Jean Derenzy: Diversity is an important issue. Ensuring we have a strong retail market, strong business market, and strong housing market. All three need to be healthy and prosperous and diversified. Parking is definitely an important component when I’m talking about those three; they’re all dependent on parking, and that issue is not going away. It’s about looking holistically at parking structures and also public transit. Having a full-service downtown so that if you have housing downtown, there are services people can walk to like grocery stores, dentists, eye doctors. When I look at character (versus development), it’s more about what the building is and what it’s housing – having good quality buildings and redevelopment. Height to me is not the issue.

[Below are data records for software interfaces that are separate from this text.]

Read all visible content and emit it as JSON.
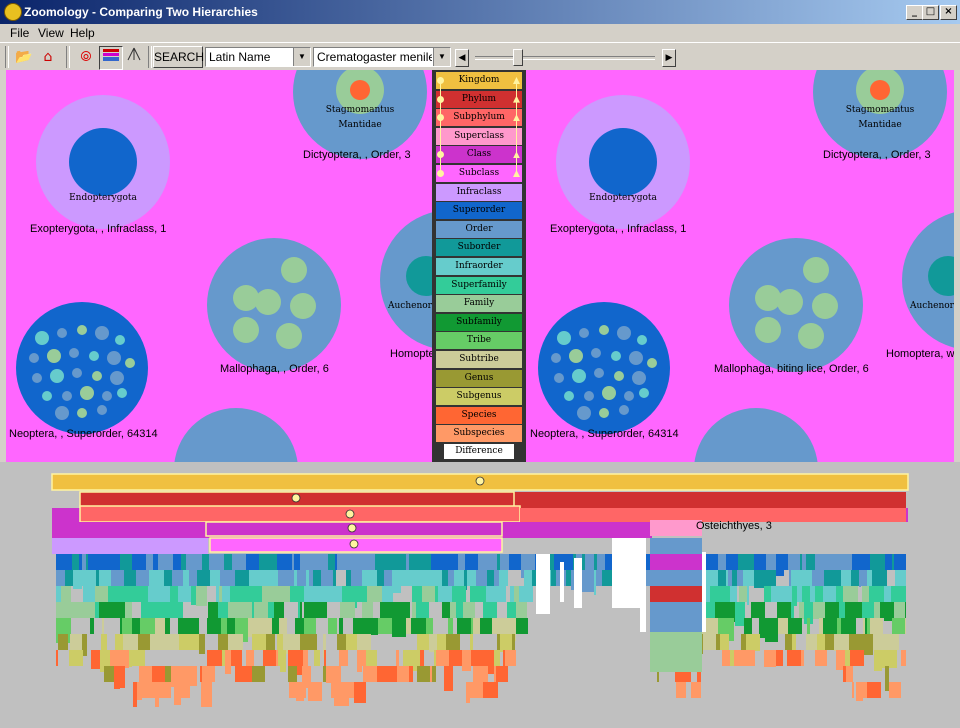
{
  "window": {
    "title": "Zoomology - Comparing Two Hierarchies"
  },
  "menu": {
    "file": "File",
    "view": "View",
    "help": "Help"
  },
  "toolbar": {
    "search_label": "SEARCH",
    "field_select": "Latin Name",
    "search_value": "Crematogaster menilekii"
  },
  "left_panel": {
    "stagmo1": "Stagmomantus",
    "stagmo2": "Mantidae",
    "dict": "Dictyoptera, , Order, 3",
    "endo": "Endopterygota",
    "exo": "Exopterygota, , Infraclass, 1",
    "malloph": "Mallophaga, , Order, 6",
    "auchen": "Auchenorr",
    "homop": "Homopte",
    "neop": "Neoptera, , Superorder, 64314"
  },
  "right_panel": {
    "stagmo1": "Stagmomantus",
    "stagmo2": "Mantidae",
    "dict": "Dictyoptera, , Order, 3",
    "endo": "Endopterygota",
    "exo": "Exopterygota, , Infraclass, 1",
    "malloph": "Mallophaga, biting lice, Order, 6",
    "auchen": "Auchenorr",
    "homop": "Homoptera, wh",
    "neop": "Neoptera, , Superorder, 64314"
  },
  "legend": [
    {
      "label": "Kingdom",
      "color": "#f0c040"
    },
    {
      "label": "Phylum",
      "color": "#d03030"
    },
    {
      "label": "Subphylum",
      "color": "#ff6666"
    },
    {
      "label": "Superclass",
      "color": "#ff99cc"
    },
    {
      "label": "Class",
      "color": "#cc33cc"
    },
    {
      "label": "Subclass",
      "color": "#ff66ff"
    },
    {
      "label": "Infraclass",
      "color": "#cc99ff"
    },
    {
      "label": "Superorder",
      "color": "#1166cc"
    },
    {
      "label": "Order",
      "color": "#6699cc"
    },
    {
      "label": "Suborder",
      "color": "#119999"
    },
    {
      "label": "Infraorder",
      "color": "#66cccc"
    },
    {
      "label": "Superfamily",
      "color": "#33cc99"
    },
    {
      "label": "Family",
      "color": "#99cc99"
    },
    {
      "label": "Subfamily",
      "color": "#119933"
    },
    {
      "label": "Tribe",
      "color": "#66cc66"
    },
    {
      "label": "Subtribe",
      "color": "#cccc99"
    },
    {
      "label": "Genus",
      "color": "#999933"
    },
    {
      "label": "Subgenus",
      "color": "#cccc66"
    },
    {
      "label": "Species",
      "color": "#ff6633"
    },
    {
      "label": "Subspecies",
      "color": "#ff9966"
    },
    {
      "label": "Difference",
      "color": "#ffffff"
    }
  ],
  "bottom": {
    "osteich": "Osteichthyes, 3"
  }
}
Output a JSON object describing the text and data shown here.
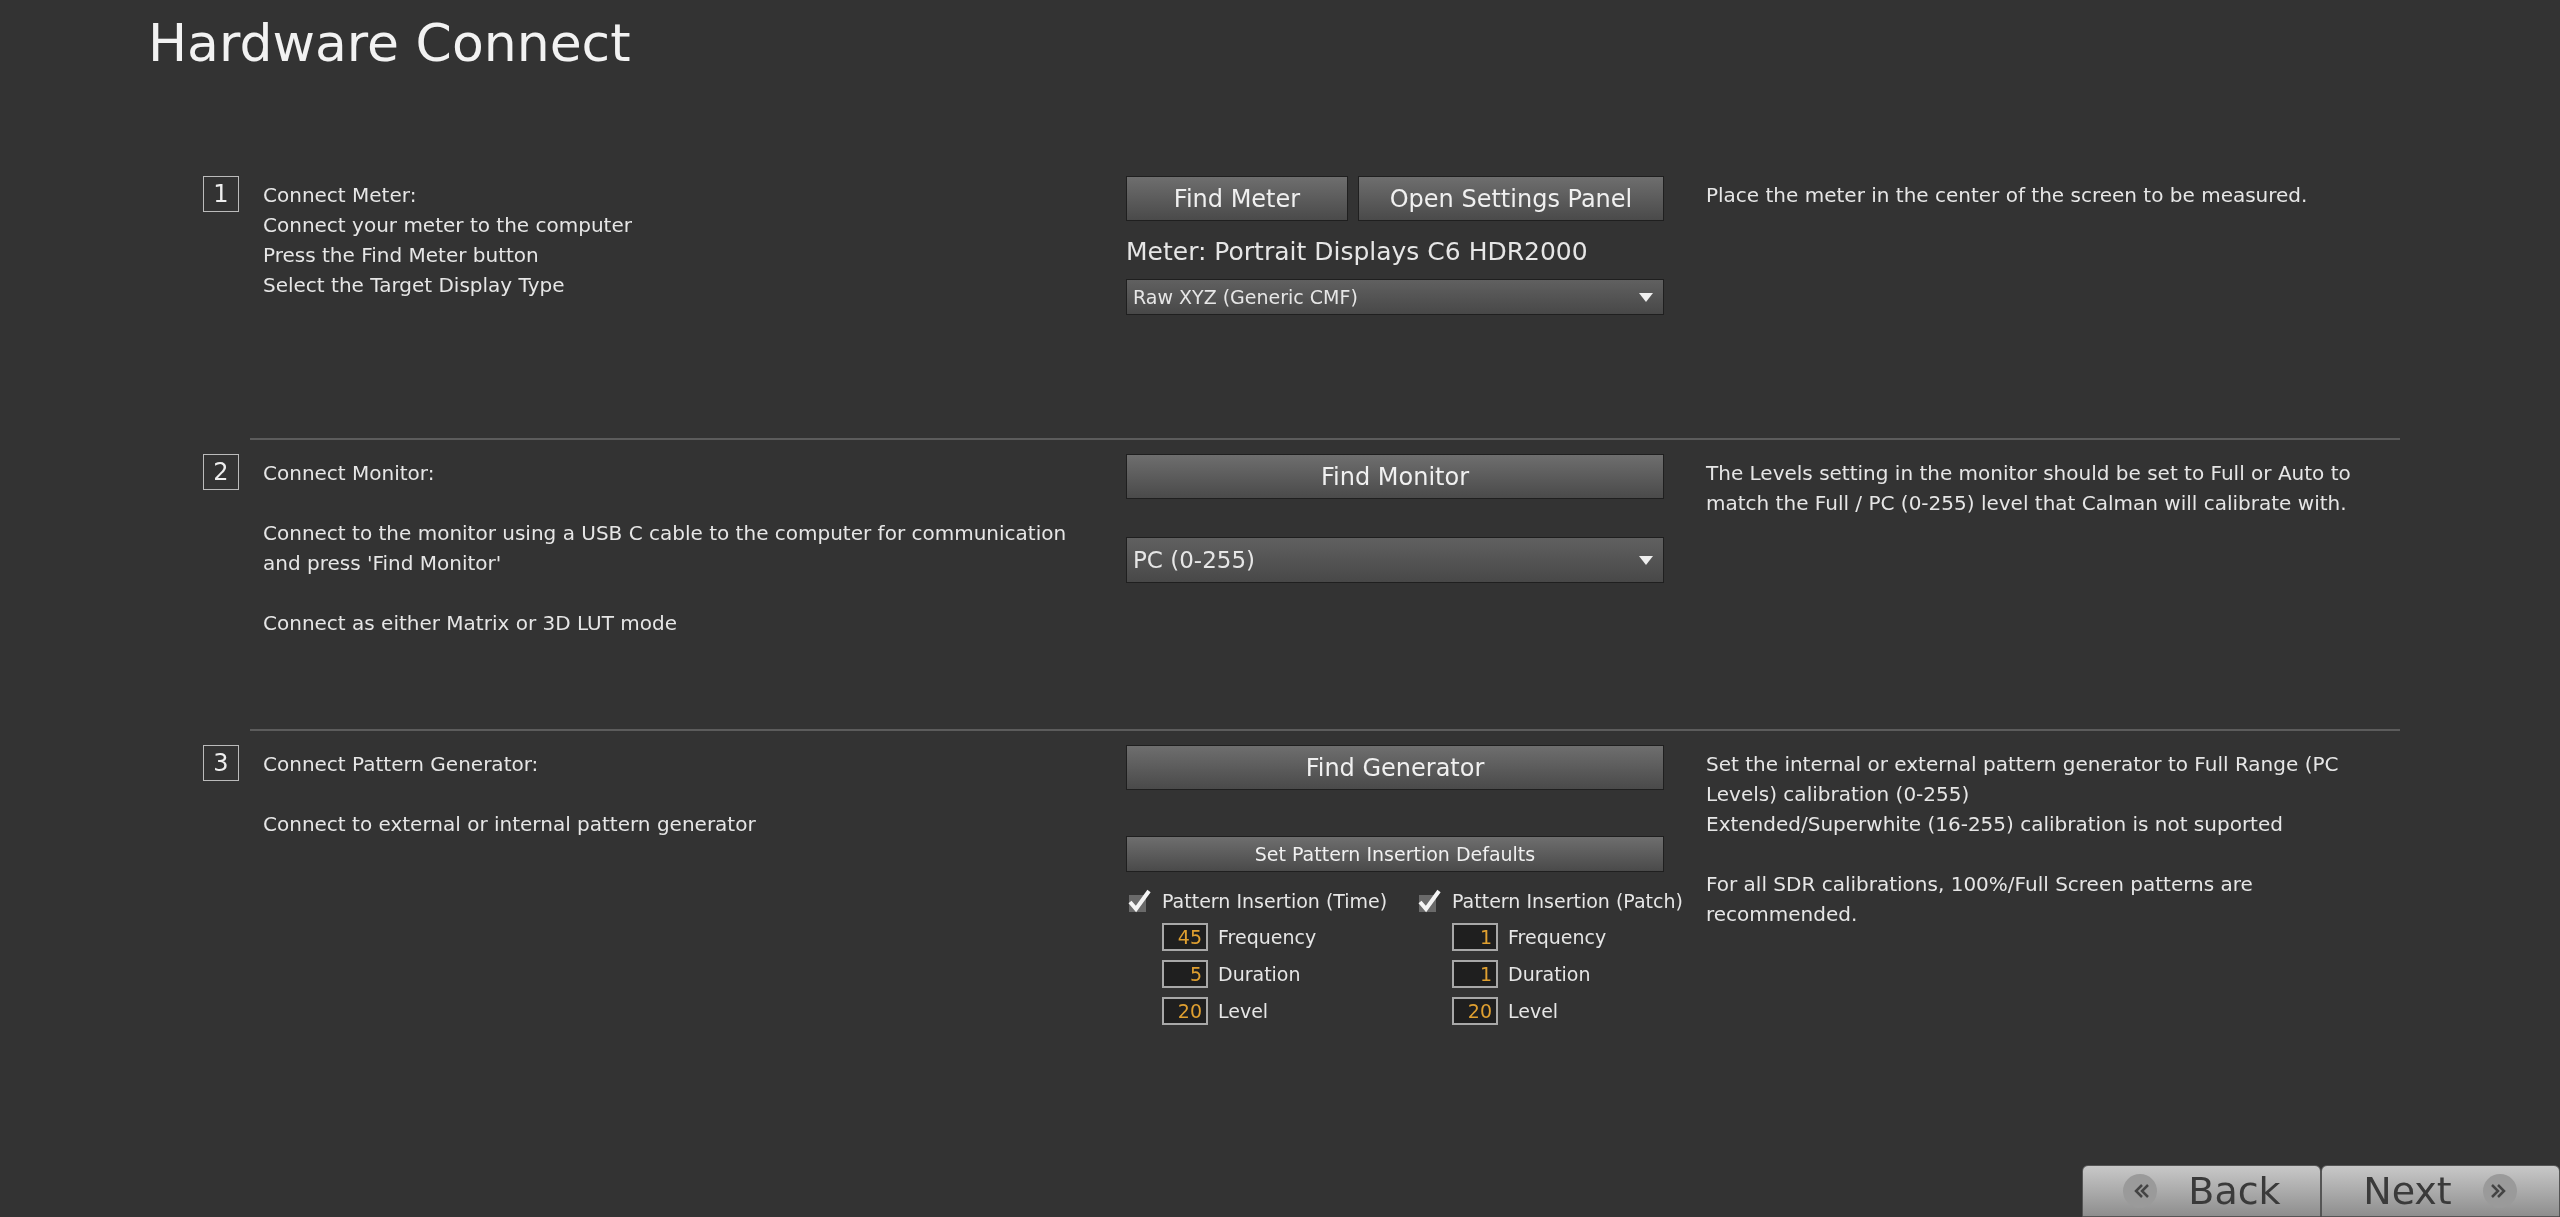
{
  "title": "Hardware Connect",
  "steps": [
    {
      "number": "1",
      "text": [
        [
          "Connect Meter:",
          "Connect your meter to the computer",
          "Press the Find Meter button",
          "Select the Target Display Type"
        ]
      ],
      "controls": [
        {
          "kind": "button_row",
          "buttons": [
            "Find Meter",
            "Open Settings Panel"
          ]
        },
        {
          "kind": "label",
          "text": "Meter: Portrait Displays C6 HDR2000"
        },
        {
          "kind": "dropdown_small",
          "value": "Raw XYZ (Generic CMF)"
        }
      ],
      "notes": [
        [
          "Place the meter in the center of the screen to be measured."
        ]
      ]
    },
    {
      "number": "2",
      "text": [
        [
          "Connect Monitor:"
        ],
        [
          "Connect to the monitor using a USB C cable to the computer for communication",
          "and press 'Find Monitor'"
        ],
        [
          "Connect as either Matrix or 3D LUT mode"
        ]
      ],
      "controls": [
        {
          "kind": "button",
          "label": "Find Monitor"
        },
        {
          "kind": "dropdown_large",
          "value": "PC (0-255)"
        }
      ],
      "notes": [
        [
          "The Levels setting in the monitor should be set to Full or Auto to",
          "match the Full / PC (0-255) level that Calman will calibrate with."
        ]
      ]
    },
    {
      "number": "3",
      "text": [
        [
          "Connect Pattern Generator:"
        ],
        [
          "Connect to external or internal pattern generator"
        ]
      ],
      "controls": [
        {
          "kind": "button",
          "label": "Find Generator"
        },
        {
          "kind": "small_button",
          "label": "Set Pattern Insertion Defaults"
        },
        {
          "kind": "insertion",
          "groups": [
            {
              "label": "Pattern Insertion (Time)",
              "checked": true,
              "fields": [
                {
                  "value": "45",
                  "label": "Frequency"
                },
                {
                  "value": "5",
                  "label": "Duration"
                },
                {
                  "value": "20",
                  "label": "Level"
                }
              ]
            },
            {
              "label": "Pattern Insertion (Patch)",
              "checked": true,
              "fields": [
                {
                  "value": "1",
                  "label": "Frequency"
                },
                {
                  "value": "1",
                  "label": "Duration"
                },
                {
                  "value": "20",
                  "label": "Level"
                }
              ]
            }
          ]
        }
      ],
      "notes": [
        [
          "Set the internal or external pattern generator to Full Range (PC",
          "Levels) calibration (0-255)",
          "Extended/Superwhite (16-255) calibration is not suported"
        ],
        [
          "For all SDR calibrations, 100%/Full Screen patterns are",
          "recommended."
        ]
      ]
    }
  ],
  "nav": [
    {
      "label": "Back",
      "kind": "back"
    },
    {
      "label": "Next",
      "kind": "next"
    }
  ]
}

The Ticker: DDA leaders are often in the spotlight and have had diverse leadership styles and personalities over the years. Bryan Crough was a very different personality than Rob Bacigalupi. How would you define your own personality and leadership style?
Jean Derenzy: I would say my leadership style is very collaborative. It’s about understanding all sides of the issue and being able to know what the board’s strategy is and communicate. I’m a huge communicator. I’m an open person that will listen to all sides and reach out to people and see how are we moving all these different visions forward. I wouldn’t say I’m a quiet leader…I’m a strong leader.
The Ticker: During the middle of this stressful professional period where you were interviewing for the DDA position and also taking on more responsibility at the county, your brother John White passed away unexpectedly here in Traverse City. There was an outpouring of public support after his death and stories about the impact he had in the community. What are some of the things you’ll remember most about John?
Jean Derenzy: He loved being able to walk and bike his kids to school. He loved being able to walk downtown. He loved going to The Little Fleet and listening to music. One of his children, Murray, loved to fish so he loved doing that. He was so excited about the farmers market. His first year there was last year, and he loved selling the fruit that he grew and having his kids down there. He really wanted the neighborhoods to have everything the city offered, for a variety of incomes to be able to appreciate that. When I’m walking down the street, I know that he would be so excited to see the opportunities here grow.
The Ticker: As a final question, for people to get to know you a bit more personally – what are some of the things you like to do outside of work for fun and recreation?
Jean Derenzy: I love to spend time with my best friend, who is my husband. We go on vacations together with my daughter and her husband. My favorite pastime is running and biking and doing anything on the water. I also love to camp. I camp up here, but we love to get away, typically in the U.P. Sometimes when you get far enough away, you can’t get cell reception, which is nice (laughs). Unplugging is really important to me; that’s how I get my energy.
Photo credit: The City of Traverse City